The popularity (frequency) distribution of given names typically follows a power law distribution.

Since about 1800 in England and Wales and in the U.S., the popularity distribution of given names has been shifting so that the most popular names are losing popularity. For example, in England and Wales, the most popular female and male names given to babies born in 1800 were Mary and John, with 24% of female babies and 22% of male babies receiving those names, respectively. In contrast, the corresponding statistics for in England and Wales in 1994 were Emily and James, with 3% and 4% of names, respectively. Not only have Mary and John gone out of favor in the English speaking world, also the overall distribution of names has changed significantly over the last 100 years for females, but not for males. This has led to an increasing amount of diversity for female names.

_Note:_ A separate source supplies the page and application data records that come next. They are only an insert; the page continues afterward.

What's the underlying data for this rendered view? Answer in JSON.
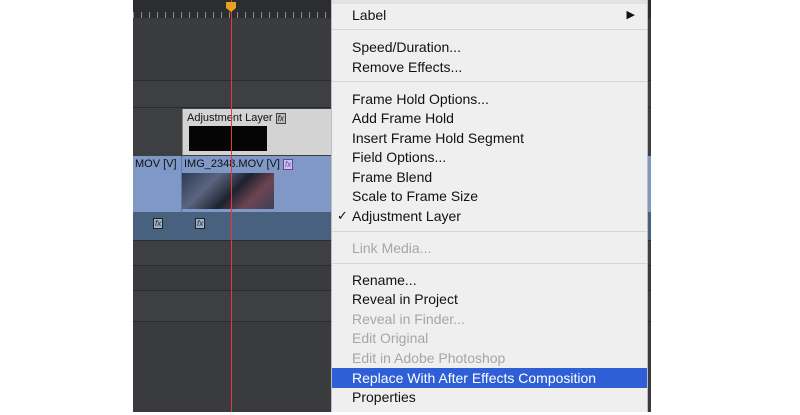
{
  "timeline": {
    "adjustment_clip_label": "Adjustment Layer",
    "fx_badge": "fx",
    "clip_left_label": "MOV [V]",
    "clip_right_label": "IMG_2348.MOV [V]"
  },
  "context_menu": {
    "items": [
      {
        "label": "Label",
        "enabled": true,
        "submenu": true
      },
      {
        "label": "Speed/Duration...",
        "enabled": true
      },
      {
        "label": "Remove Effects...",
        "enabled": true
      },
      {
        "label": "Frame Hold Options...",
        "enabled": true
      },
      {
        "label": "Add Frame Hold",
        "enabled": true
      },
      {
        "label": "Insert Frame Hold Segment",
        "enabled": true
      },
      {
        "label": "Field Options...",
        "enabled": true
      },
      {
        "label": "Frame Blend",
        "enabled": true
      },
      {
        "label": "Scale to Frame Size",
        "enabled": true
      },
      {
        "label": "Adjustment Layer",
        "enabled": true,
        "checked": true
      },
      {
        "label": "Link Media...",
        "enabled": false
      },
      {
        "label": "Rename...",
        "enabled": true
      },
      {
        "label": "Reveal in Project",
        "enabled": true
      },
      {
        "label": "Reveal in Finder...",
        "enabled": false
      },
      {
        "label": "Edit Original",
        "enabled": false
      },
      {
        "label": "Edit in Adobe Photoshop",
        "enabled": false
      },
      {
        "label": "Replace With After Effects Composition",
        "enabled": true,
        "highlighted": true
      },
      {
        "label": "Properties",
        "enabled": true
      }
    ],
    "check_glyph": "✓",
    "submenu_glyph": "▶"
  },
  "colors": {
    "highlight": "#2f5fd7",
    "playhead": "#e63a2e",
    "video_clip": "#7f98c6"
  }
}
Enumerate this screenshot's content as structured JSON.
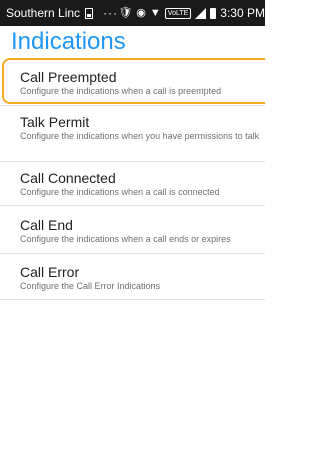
{
  "status_bar": {
    "carrier": "Southern Linc",
    "dots": "···",
    "volte_label": "VoLTE",
    "time": "3:30 PM"
  },
  "page": {
    "title": "Indications"
  },
  "items": [
    {
      "title": "Call Preempted",
      "summary": "Configure the indications when a call is preempted"
    },
    {
      "title": "Talk Permit",
      "summary": "Configure the indications when you have permissions to talk"
    },
    {
      "title": "Call Connected",
      "summary": "Configure the indications when a call is connected"
    },
    {
      "title": "Call End",
      "summary": "Configure the indications when a call ends or expires"
    },
    {
      "title": "Call Error",
      "summary": "Configure the Call Error Indications"
    }
  ],
  "colors": {
    "accent": "#2196f3",
    "highlight": "#f5a91f",
    "status_bar": "#1a1a1a"
  }
}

[From Wikipedia]

Destiny Bergeron
Veronica Leary
Ciara Hamel
Nancy Camp
Ellie Guillory
Cynthia Beckwith
Heaven Riley
Kamryn Krause
Camryn Watts
Katherine Brewer
Aubrey Burns
Diana Rock
Lydia Segura
Kaylee Applegate
Mya Joseph
Delaney Calvert
Sophia Whitney
Skylar Mcneil
Georgia Mcpherson
Lauren Redman
Diana Branch
Katelyn Thomas
Sabrina Altman
Alexis Holt
Khloe Pierce
Lila Vang
Kathryn Aaron
Maggie Daly
Faith French
Violet Bolin
Alexa Dale
April Mcmahan
Jazmin Andersen
Alexa Stahl
Tessa Maynard
Megan Hatcher
Jayden Parnell
Heaven Bloom
Delaney Salisbury
Isabelle Mclaughlin
Allison Meredith
Harmony Jean
Ellie Jacobson
Olivia Paulson
Sienna Massey
Miley Russ
Juliana Boswell
Sofia Westbrook
Miley Burnette
Hayley Aguilera